Tower of St. Hugo of the Hills Church  

BLOOMFIELD HILLS - In 2005 a third carillon was dedicated in the area of Bloomfield Hills in the state Michigan. Tower and carillon were a gift to the parishioners of St. Hugo's of Wilda King Tiffany. She was born on August 7, 1909, and died July 8, 2004, almost 95 years of age. The groundbreaking ceremony for the tower took place on July 12, 2004, the day of her cremation. Her ashes have been placed on a small "columbarium nitch" in the tower.

The 100-foot bell tower of St. Hugo of the Hills Church now houses a carillon of 48 bells, all cast by Bell-foundry Royal Eijsbouts in Asten, The Netherlands. The bell profile is based on the bells cast for the Main Town Hall carillon in Gdansk, the sound of which appealed to the carillon committee at St. Hugo's as they were researching different sounds and different bellfounders.

The new Gdansk bells were based on historic bells cast by Johannes Moor for the original Town Hall carillon in Gdansk. The profile and tuning were also influenced by the famous 17th century founders Pieter and François Hemony. Whereas the Gdansk carillon is in mean tone tuning, it was decided to utilize equal temperament tuning for the St. Hugo carillon to allow performance of the widest range of carillon literature.

The low C, D and F are installed as swinging bells and placed at the very top of the bellframe, where they are visible through the bellchamber openings and so that their sound carries for a great distance.

The consultant for the carillon was Patrick Macoska, Director of Music and carillonneur at St. Mary's of Redford, Detroit. The architect for the tower was Anthony Gholz. In November, 2004, the bells were blessed by Monsignor Anthony Tocco, Pastor of St. Hugo's.

The tower is clad with more than 1,600 pieces of Mankato Kasota limestone from Minnesota. The masonry panels, attached with stainless steel clips to an iron frame, were chosen to match the rest of the church. Stone masons have worked through the winter, wrestling with limestone panels that weigh an average of 150 lbs. Constructing the tower was not an easy job for the builders, since the tower is set up on a hill. Occasionally it was very windy and cold up there.

The tower has become a new landmark. It is beautiful and with the carillon not only a delight for the eyes but also for the ears. An interior iron spiral staircase provides access to the playing room, 57 steps from the ground level - about 60 feet up - and the top of the tower. A practice keyboard with options for recording melodies for the automatic playing system has been installed as well.
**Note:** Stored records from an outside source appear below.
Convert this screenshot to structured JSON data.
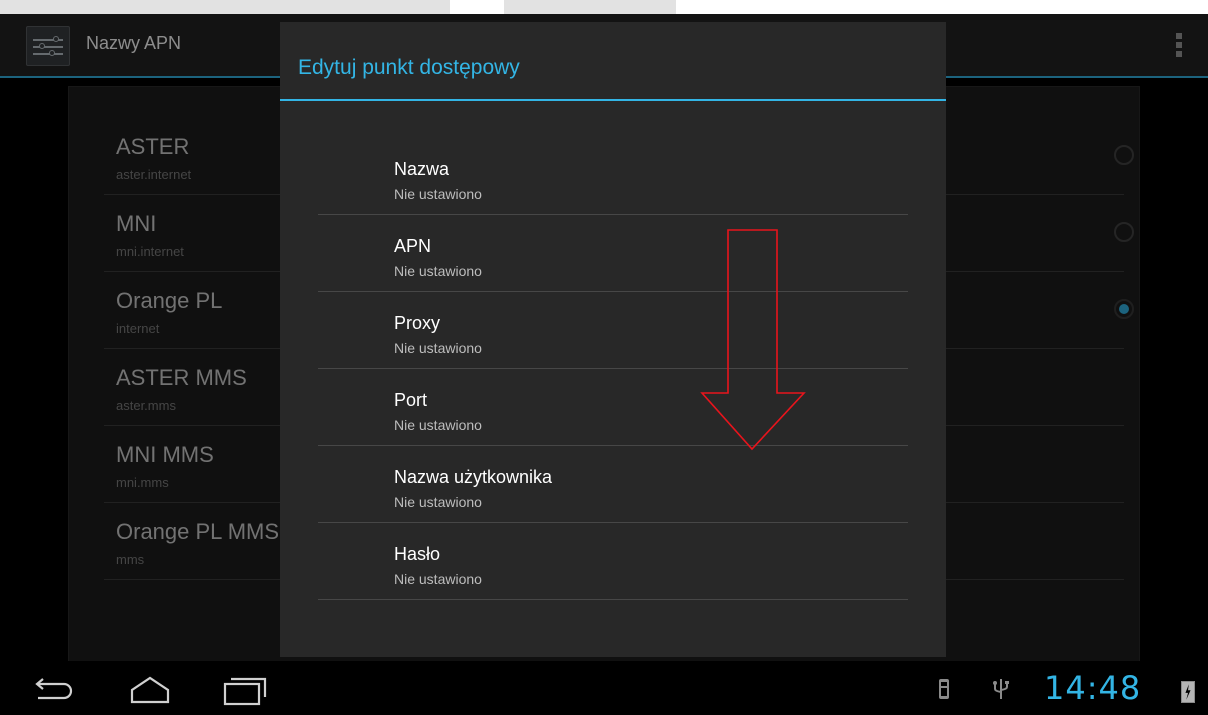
{
  "action_bar": {
    "title": "Nazwy APN",
    "app_icon": "settings-sliders-icon",
    "menu_icon": "overflow-menu-icon"
  },
  "apn_list": [
    {
      "name": "ASTER",
      "apn": "aster.internet",
      "selectable": true,
      "selected": false
    },
    {
      "name": "MNI",
      "apn": "mni.internet",
      "selectable": true,
      "selected": false
    },
    {
      "name": "Orange PL",
      "apn": "internet",
      "selectable": true,
      "selected": true
    },
    {
      "name": "ASTER MMS",
      "apn": "aster.mms",
      "selectable": false,
      "selected": false
    },
    {
      "name": "MNI MMS",
      "apn": "mni.mms",
      "selectable": false,
      "selected": false
    },
    {
      "name": "Orange PL MMS",
      "apn": "mms",
      "selectable": false,
      "selected": false
    }
  ],
  "dialog": {
    "title": "Edytuj punkt dostępowy",
    "fields": [
      {
        "label": "Nazwa",
        "value": "Nie ustawiono"
      },
      {
        "label": "APN",
        "value": "Nie ustawiono"
      },
      {
        "label": "Proxy",
        "value": "Nie ustawiono"
      },
      {
        "label": "Port",
        "value": "Nie ustawiono"
      },
      {
        "label": "Nazwa użytkownika",
        "value": "Nie ustawiono"
      },
      {
        "label": "Hasło",
        "value": "Nie ustawiono"
      }
    ]
  },
  "annotation": {
    "icon": "scroll-down-arrow",
    "color": "#e8141c"
  },
  "nav_bar": {
    "buttons": [
      "back-icon",
      "home-icon",
      "recent-apps-icon"
    ],
    "status_icons": [
      "android-debug-icon",
      "usb-icon",
      "battery-charging-icon"
    ],
    "time": "14:48"
  },
  "colors": {
    "accent": "#33b5e5",
    "dialog_bg": "#282828",
    "action_bar_bg": "#242424"
  }
}
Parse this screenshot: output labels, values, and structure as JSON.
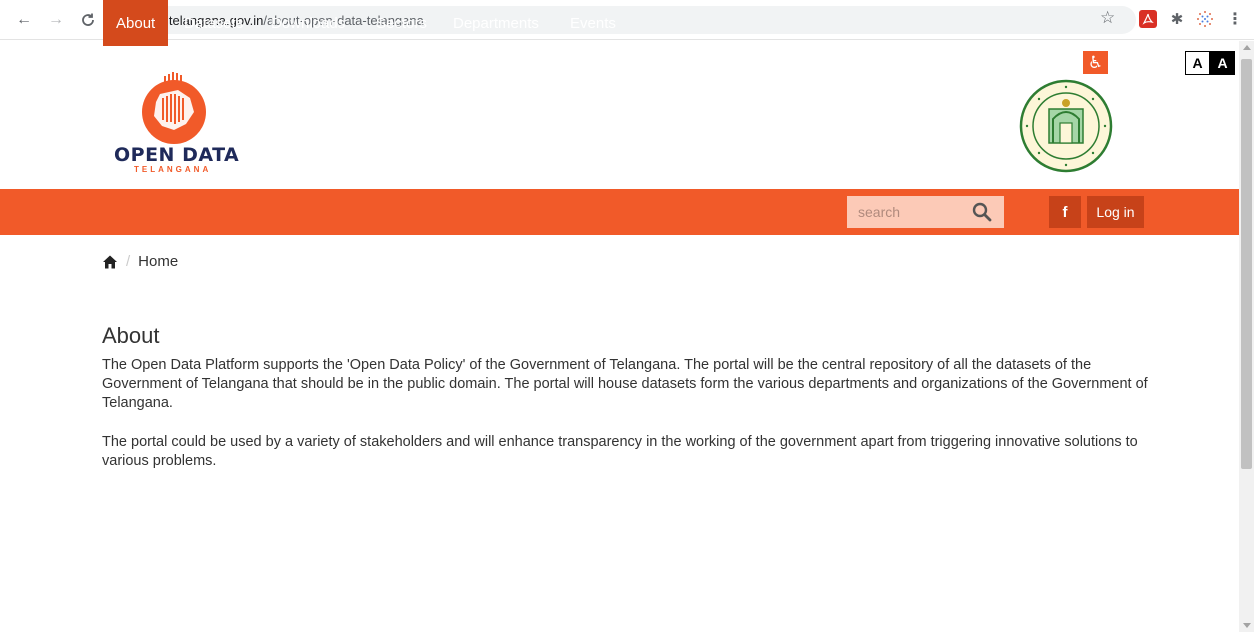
{
  "browser": {
    "url_host": "data.telangana.gov.in",
    "url_path": "/about-open-data-telangana"
  },
  "header": {
    "logo_title": "OPEN DATA",
    "logo_subtitle": "TELANGANA",
    "font_small": "A",
    "font_large": "A"
  },
  "nav": {
    "items": [
      {
        "label": "About"
      },
      {
        "label": "Datasets"
      },
      {
        "label": "Downloads"
      },
      {
        "label": "Sectors"
      },
      {
        "label": "Departments"
      },
      {
        "label": "Events"
      }
    ],
    "search_placeholder": "search",
    "facebook_label": "f",
    "login_label": "Log in"
  },
  "breadcrumb": {
    "separator": "/",
    "current": "Home"
  },
  "content": {
    "heading": "About",
    "paragraph1": "The Open Data Platform supports the 'Open Data Policy' of the Government of Telangana. The portal will be the central repository of all the datasets of the Government of Telangana that should be in the public domain. The portal will house datasets form the various departments and organizations of the Government of Telangana.",
    "paragraph2": "The portal could be used by a variety of stakeholders and will enhance transparency in the working of the government apart from triggering innovative solutions to various problems."
  },
  "colors": {
    "brand": "#f15a29",
    "nav_active": "#d44a1c",
    "button_dark": "#c74219",
    "logo_navy": "#1f2a5a"
  }
}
On July 10, 2005, the recital for the dedication of the tower and the inauguration of the carillon was given by Milford Myhre, Carillonneur Emeritus.